**Work to be completed:** Copy out the entries that follow exactly, leaving out the pictures.

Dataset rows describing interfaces
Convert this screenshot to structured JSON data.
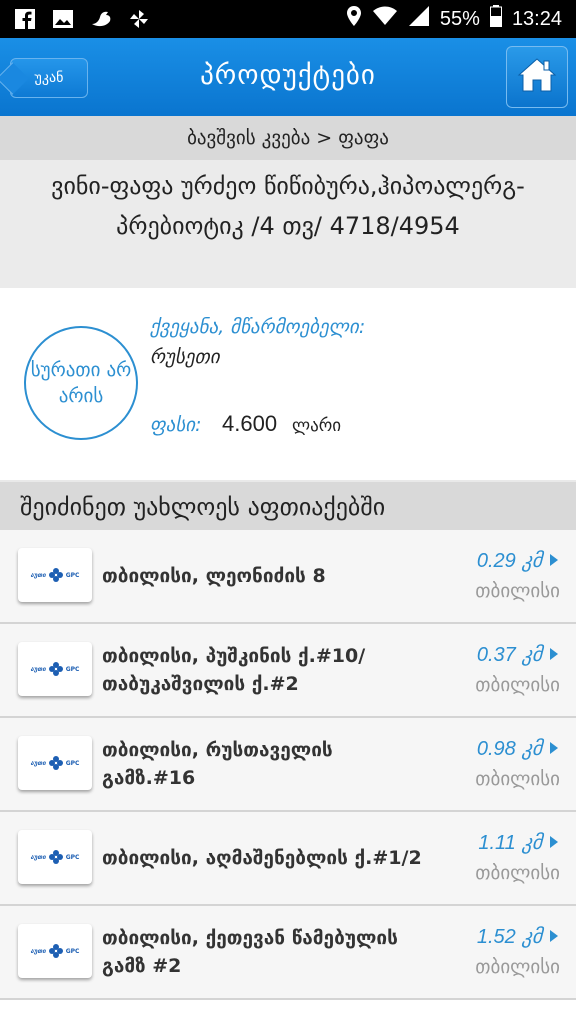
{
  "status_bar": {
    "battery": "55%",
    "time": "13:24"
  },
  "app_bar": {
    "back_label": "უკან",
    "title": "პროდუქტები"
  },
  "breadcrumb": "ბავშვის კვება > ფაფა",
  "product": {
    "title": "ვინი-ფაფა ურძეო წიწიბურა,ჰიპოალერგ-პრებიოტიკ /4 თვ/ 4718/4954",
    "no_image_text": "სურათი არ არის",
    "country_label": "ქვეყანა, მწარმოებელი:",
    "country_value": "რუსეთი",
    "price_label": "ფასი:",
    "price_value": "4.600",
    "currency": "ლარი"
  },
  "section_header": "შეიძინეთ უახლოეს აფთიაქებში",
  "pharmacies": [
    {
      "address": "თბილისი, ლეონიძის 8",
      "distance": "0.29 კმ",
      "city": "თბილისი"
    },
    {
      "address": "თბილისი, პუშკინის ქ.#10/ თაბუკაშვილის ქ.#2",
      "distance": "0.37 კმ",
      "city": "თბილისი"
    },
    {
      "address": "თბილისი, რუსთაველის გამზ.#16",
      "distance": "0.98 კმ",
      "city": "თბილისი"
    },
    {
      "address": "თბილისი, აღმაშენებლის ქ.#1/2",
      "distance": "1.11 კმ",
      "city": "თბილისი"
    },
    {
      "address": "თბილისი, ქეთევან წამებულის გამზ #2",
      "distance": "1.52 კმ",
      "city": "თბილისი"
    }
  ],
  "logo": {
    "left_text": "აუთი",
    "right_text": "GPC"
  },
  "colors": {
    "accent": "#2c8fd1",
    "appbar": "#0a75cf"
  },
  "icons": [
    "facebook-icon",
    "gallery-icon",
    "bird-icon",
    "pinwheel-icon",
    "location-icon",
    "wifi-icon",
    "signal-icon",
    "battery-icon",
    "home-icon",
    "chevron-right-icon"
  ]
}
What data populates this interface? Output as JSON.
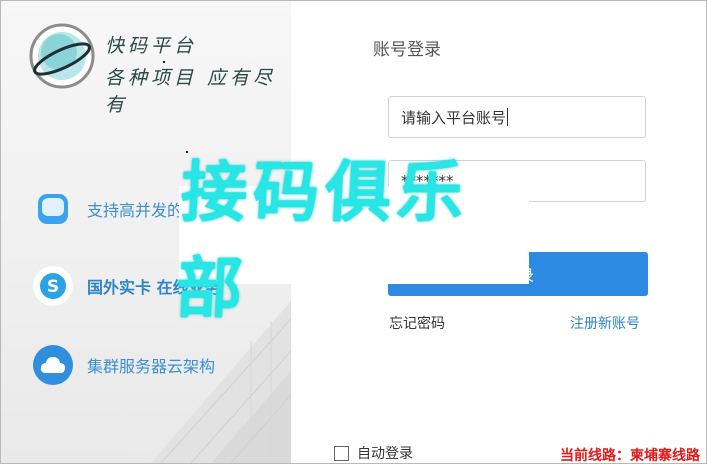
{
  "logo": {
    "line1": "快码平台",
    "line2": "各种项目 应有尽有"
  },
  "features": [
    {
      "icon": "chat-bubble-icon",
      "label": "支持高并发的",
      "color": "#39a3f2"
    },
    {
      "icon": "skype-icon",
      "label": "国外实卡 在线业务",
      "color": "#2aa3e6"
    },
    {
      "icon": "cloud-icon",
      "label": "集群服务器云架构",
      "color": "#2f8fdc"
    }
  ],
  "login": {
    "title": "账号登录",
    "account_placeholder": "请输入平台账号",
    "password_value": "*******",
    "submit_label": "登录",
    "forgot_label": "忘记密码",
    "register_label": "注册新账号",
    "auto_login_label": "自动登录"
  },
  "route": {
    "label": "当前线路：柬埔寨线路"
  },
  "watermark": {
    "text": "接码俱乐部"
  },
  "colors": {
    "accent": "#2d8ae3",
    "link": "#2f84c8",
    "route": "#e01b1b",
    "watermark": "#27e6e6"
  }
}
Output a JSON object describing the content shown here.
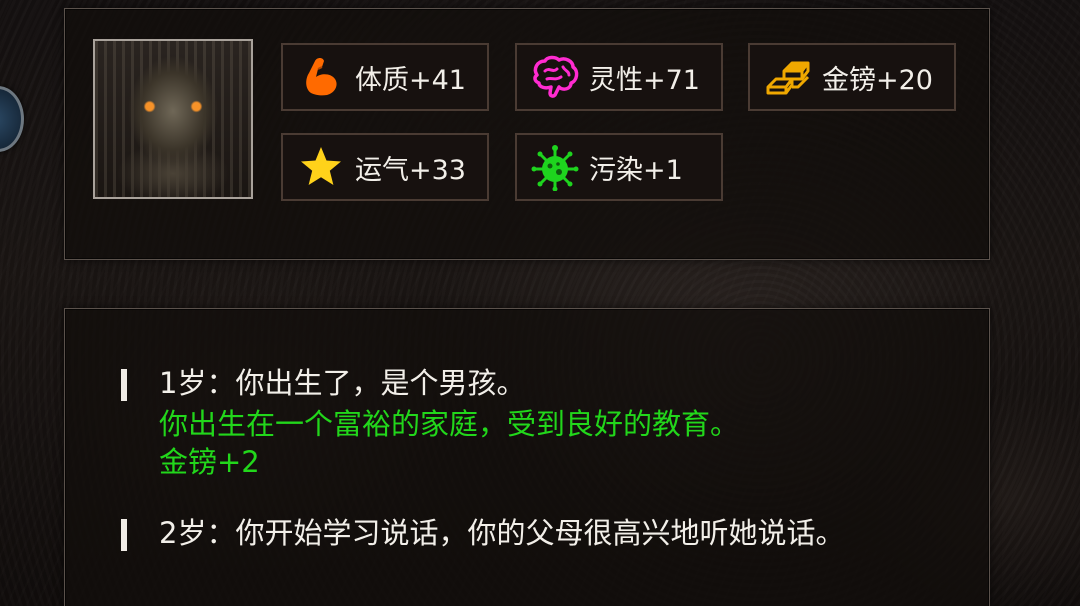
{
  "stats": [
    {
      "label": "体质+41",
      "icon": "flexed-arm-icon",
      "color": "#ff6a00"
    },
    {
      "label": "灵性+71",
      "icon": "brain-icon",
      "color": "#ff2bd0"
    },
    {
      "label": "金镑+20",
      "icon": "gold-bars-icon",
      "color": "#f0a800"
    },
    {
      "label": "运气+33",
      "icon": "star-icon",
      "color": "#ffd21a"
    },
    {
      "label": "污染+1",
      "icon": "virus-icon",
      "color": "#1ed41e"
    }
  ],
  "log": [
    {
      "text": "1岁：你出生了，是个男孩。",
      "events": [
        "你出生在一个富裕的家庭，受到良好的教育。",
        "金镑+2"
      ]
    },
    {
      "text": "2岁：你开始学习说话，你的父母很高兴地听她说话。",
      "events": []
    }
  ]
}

**Task result:**
Convert this screenshot to structured JSON data.
{
  "status_bar": {
    "battery": "55%",
    "time": "13:24"
  },
  "app_bar": {
    "back_label": "უკან",
    "title": "პროდუქტები"
  },
  "breadcrumb": "ბავშვის კვება > ფაფა",
  "product": {
    "title": "ვინი-ფაფა ურძეო წიწიბურა,ჰიპოალერგ-პრებიოტიკ /4 თვ/ 4718/4954",
    "no_image_text": "სურათი არ არის",
    "country_label": "ქვეყანა, მწარმოებელი:",
    "country_value": "რუსეთი",
    "price_label": "ფასი:",
    "price_value": "4.600",
    "currency": "ლარი"
  },
  "section_header": "შეიძინეთ უახლოეს აფთიაქებში",
  "pharmacies": [
    {
      "address": "თბილისი, ლეონიძის 8",
      "distance": "0.29 კმ",
      "city": "თბილისი"
    },
    {
      "address": "თბილისი, პუშკინის ქ.#10/ თაბუკაშვილის ქ.#2",
      "distance": "0.37 კმ",
      "city": "თბილისი"
    },
    {
      "address": "თბილისი, რუსთაველის გამზ.#16",
      "distance": "0.98 კმ",
      "city": "თბილისი"
    },
    {
      "address": "თბილისი, აღმაშენებლის ქ.#1/2",
      "distance": "1.11 კმ",
      "city": "თბილისი"
    },
    {
      "address": "თბილისი, ქეთევან წამებულის გამზ #2",
      "distance": "1.52 კმ",
      "city": "თბილისი"
    }
  ],
  "logo": {
    "left_text": "აუთი",
    "right_text": "GPC"
  },
  "colors": {
    "accent": "#2c8fd1",
    "appbar": "#0a75cf"
  },
  "icons": [
    "facebook-icon",
    "gallery-icon",
    "bird-icon",
    "pinwheel-icon",
    "location-icon",
    "wifi-icon",
    "signal-icon",
    "battery-icon",
    "home-icon",
    "chevron-right-icon"
  ]
}
What data populates this interface? Output as JSON.
{
  "logo": {
    "line1": "快码平台",
    "line2": "各种项目 应有尽有"
  },
  "features": [
    {
      "icon": "chat-bubble-icon",
      "label": "支持高并发的",
      "color": "#39a3f2"
    },
    {
      "icon": "skype-icon",
      "label": "国外实卡 在线业务",
      "color": "#2aa3e6"
    },
    {
      "icon": "cloud-icon",
      "label": "集群服务器云架构",
      "color": "#2f8fdc"
    }
  ],
  "login": {
    "title": "账号登录",
    "account_placeholder": "请输入平台账号",
    "password_value": "*******",
    "submit_label": "登录",
    "forgot_label": "忘记密码",
    "register_label": "注册新账号",
    "auto_login_label": "自动登录"
  },
  "route": {
    "label": "当前线路：柬埔寨线路"
  },
  "watermark": {
    "text": "接码俱乐部"
  },
  "colors": {
    "accent": "#2d8ae3",
    "link": "#2f84c8",
    "route": "#e01b1b",
    "watermark": "#27e6e6"
  }
}
Output a JSON object describing the content shown here.
{
  "stats": [
    {
      "label": "体质+41",
      "icon": "flexed-arm-icon",
      "color": "#ff6a00"
    },
    {
      "label": "灵性+71",
      "icon": "brain-icon",
      "color": "#ff2bd0"
    },
    {
      "label": "金镑+20",
      "icon": "gold-bars-icon",
      "color": "#f0a800"
    },
    {
      "label": "运气+33",
      "icon": "star-icon",
      "color": "#ffd21a"
    },
    {
      "label": "污染+1",
      "icon": "virus-icon",
      "color": "#1ed41e"
    }
  ],
  "log": [
    {
      "text": "1岁：你出生了，是个男孩。",
      "events": [
        "你出生在一个富裕的家庭，受到良好的教育。",
        "金镑+2"
      ]
    },
    {
      "text": "2岁：你开始学习说话，你的父母很高兴地听她说话。",
      "events": []
    }
  ]
}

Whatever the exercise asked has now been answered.